Major retailers and egg producers are already going cage-free. Aramark, Sodexo, and Compass Group have converted to 100 percent cage-free shell eggs in their California operations to comply with the new laws. And many more companies are going cage-free for all their locations and products across the nation, including Unilever (Best Foods), Nestle, Marriott, Burger King, and Starbucks, to meet growing consumer demand.

What about the California Department of Food and Ag’s egg safety rules?

All eggs sold in California must be consistent AB 1437, and also with the California Department of Food and Agriculture’s egg safety rules, which have been in effect for decades, but were most recently amended in 2013. This legal requirement is separate from AB 1437, and retailers must ensure their operations are compliant with both the egg safety regulations and the animal welfare requirements of AB 1437.

What about an egg shortage?

Prop 2 gave egg producers six years to improve their facilities to comply with the law.

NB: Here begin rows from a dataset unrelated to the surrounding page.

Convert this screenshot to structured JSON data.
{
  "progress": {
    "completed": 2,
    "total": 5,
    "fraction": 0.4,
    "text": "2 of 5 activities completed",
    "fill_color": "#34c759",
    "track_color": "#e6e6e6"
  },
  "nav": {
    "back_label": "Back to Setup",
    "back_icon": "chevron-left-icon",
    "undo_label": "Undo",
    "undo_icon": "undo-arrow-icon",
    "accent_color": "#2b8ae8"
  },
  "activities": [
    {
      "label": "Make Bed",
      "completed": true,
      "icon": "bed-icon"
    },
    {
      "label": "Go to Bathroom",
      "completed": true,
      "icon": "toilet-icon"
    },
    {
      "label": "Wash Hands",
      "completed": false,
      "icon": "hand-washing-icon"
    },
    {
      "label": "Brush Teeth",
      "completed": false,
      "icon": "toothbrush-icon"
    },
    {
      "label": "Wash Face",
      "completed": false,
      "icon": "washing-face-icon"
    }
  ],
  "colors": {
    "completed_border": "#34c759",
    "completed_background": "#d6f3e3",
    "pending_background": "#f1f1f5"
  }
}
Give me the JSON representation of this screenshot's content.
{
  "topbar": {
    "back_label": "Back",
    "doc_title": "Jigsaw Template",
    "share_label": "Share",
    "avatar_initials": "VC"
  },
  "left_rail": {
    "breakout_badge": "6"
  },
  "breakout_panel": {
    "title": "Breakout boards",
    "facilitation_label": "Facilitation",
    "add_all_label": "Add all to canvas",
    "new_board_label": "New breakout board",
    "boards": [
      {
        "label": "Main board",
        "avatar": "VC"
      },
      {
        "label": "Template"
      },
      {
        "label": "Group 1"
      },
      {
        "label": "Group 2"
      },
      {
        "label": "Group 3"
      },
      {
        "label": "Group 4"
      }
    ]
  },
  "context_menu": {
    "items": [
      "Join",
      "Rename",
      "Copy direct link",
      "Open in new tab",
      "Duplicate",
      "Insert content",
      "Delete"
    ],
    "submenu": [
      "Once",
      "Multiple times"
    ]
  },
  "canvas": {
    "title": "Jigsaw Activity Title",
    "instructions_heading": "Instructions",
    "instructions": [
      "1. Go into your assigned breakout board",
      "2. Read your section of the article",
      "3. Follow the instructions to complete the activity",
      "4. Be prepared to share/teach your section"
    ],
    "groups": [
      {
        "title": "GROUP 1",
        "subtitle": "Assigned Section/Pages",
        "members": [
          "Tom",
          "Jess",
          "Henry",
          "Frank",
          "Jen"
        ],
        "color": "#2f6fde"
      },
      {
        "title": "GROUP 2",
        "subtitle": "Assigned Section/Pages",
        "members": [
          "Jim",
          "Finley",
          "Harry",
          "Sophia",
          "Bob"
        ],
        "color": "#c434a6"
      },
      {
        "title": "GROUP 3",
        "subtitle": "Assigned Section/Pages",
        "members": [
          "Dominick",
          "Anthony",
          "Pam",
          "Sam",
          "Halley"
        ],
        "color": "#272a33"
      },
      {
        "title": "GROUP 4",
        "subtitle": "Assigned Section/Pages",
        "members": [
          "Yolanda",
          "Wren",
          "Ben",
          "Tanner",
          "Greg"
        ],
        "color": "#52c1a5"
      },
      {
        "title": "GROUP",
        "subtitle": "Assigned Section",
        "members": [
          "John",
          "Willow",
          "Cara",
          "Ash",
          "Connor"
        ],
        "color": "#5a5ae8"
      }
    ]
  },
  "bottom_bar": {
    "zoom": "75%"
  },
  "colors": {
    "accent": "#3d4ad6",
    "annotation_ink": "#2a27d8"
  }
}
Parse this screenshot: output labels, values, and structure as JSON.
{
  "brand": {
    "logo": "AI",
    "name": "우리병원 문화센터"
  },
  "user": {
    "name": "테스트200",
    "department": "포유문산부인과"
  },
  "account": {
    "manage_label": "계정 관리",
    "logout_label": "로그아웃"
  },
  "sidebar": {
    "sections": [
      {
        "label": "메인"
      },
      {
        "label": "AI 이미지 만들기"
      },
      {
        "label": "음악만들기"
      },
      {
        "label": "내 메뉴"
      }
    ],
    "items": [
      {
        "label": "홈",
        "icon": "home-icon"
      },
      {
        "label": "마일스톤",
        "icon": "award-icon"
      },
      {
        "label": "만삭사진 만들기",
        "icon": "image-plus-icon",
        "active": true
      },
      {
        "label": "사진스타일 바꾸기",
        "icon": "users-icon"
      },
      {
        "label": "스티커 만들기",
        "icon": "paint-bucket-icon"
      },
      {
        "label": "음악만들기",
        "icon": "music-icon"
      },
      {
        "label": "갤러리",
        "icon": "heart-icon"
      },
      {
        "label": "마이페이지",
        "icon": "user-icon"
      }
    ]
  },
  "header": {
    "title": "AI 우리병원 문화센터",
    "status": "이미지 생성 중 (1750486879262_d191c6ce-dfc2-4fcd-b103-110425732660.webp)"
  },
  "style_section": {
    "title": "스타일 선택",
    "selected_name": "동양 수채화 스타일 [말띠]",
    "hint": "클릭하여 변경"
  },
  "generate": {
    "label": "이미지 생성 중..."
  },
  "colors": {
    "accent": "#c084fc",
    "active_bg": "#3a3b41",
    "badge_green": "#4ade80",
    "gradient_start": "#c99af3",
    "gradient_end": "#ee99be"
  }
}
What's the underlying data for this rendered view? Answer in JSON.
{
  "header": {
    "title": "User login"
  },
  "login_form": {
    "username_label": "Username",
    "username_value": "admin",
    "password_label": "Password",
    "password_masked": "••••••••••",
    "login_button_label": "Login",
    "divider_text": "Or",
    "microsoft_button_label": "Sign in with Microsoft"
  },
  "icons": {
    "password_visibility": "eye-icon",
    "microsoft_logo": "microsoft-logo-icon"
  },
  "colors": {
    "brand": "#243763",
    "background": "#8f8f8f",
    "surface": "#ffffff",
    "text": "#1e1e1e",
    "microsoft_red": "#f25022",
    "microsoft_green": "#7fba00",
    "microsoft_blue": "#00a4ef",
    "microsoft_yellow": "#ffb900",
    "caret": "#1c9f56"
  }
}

But instead of preparing for Prop 2, many egg producers sued and sued—and lost every time. If any retailers are short on eggs, it’s because some segments of the egg industry failed to prepare for the law in the six long years that they had.

The Humane Society of the US has reached out to all major California retailers to ensure that they’ll have enough eggs. All have assured us that they will have enough eggs. If they don’t, it will be because of their, and egg producers’, failure to prepare for the law. Many egg producers and retailers have already converted to cage-free systems to comply with the new law and to meet consumer demand.

What about egg prices?

Egg prices always fluctuate during the year, and always rise in winter. Egg producer Cal-Maine notes, “wholesale shell egg market prices … fluctuate widely and are outside of our control.” Egg prices go up and down based on energy costs, feed prices, and other variables. Prices for all animal products have increased this year due to high grain prices. Egg prices have increased less than prices for beef and pork, and remain one of the least expensive animal products in the marketplace.

After Europe brought in animal welfare reforms in 2012, egg prices initially rose, only to fall a year later. If egg prices rise in California, it will be because many egg producers failed to use the six year phase-in period to prepare for the law, and prices will subsequently fall as they did in Europe as supply adjusts to demand and as egg prices fluctuate as they normally would.

What about some egg producers who say they’ll kill their birds in order to meet the new requirements?

With or without Prop 2, these birds would meet the same fate. Egg producers send millions of hens to slaughter every month and they’ll continue to do so. While chickens can live for ten years, egg producers consider them “spent” after less than two, a single laying cycle, and kill them at this young age. The nation’s humane slaughter standards do not even apply for these hens and other poultry.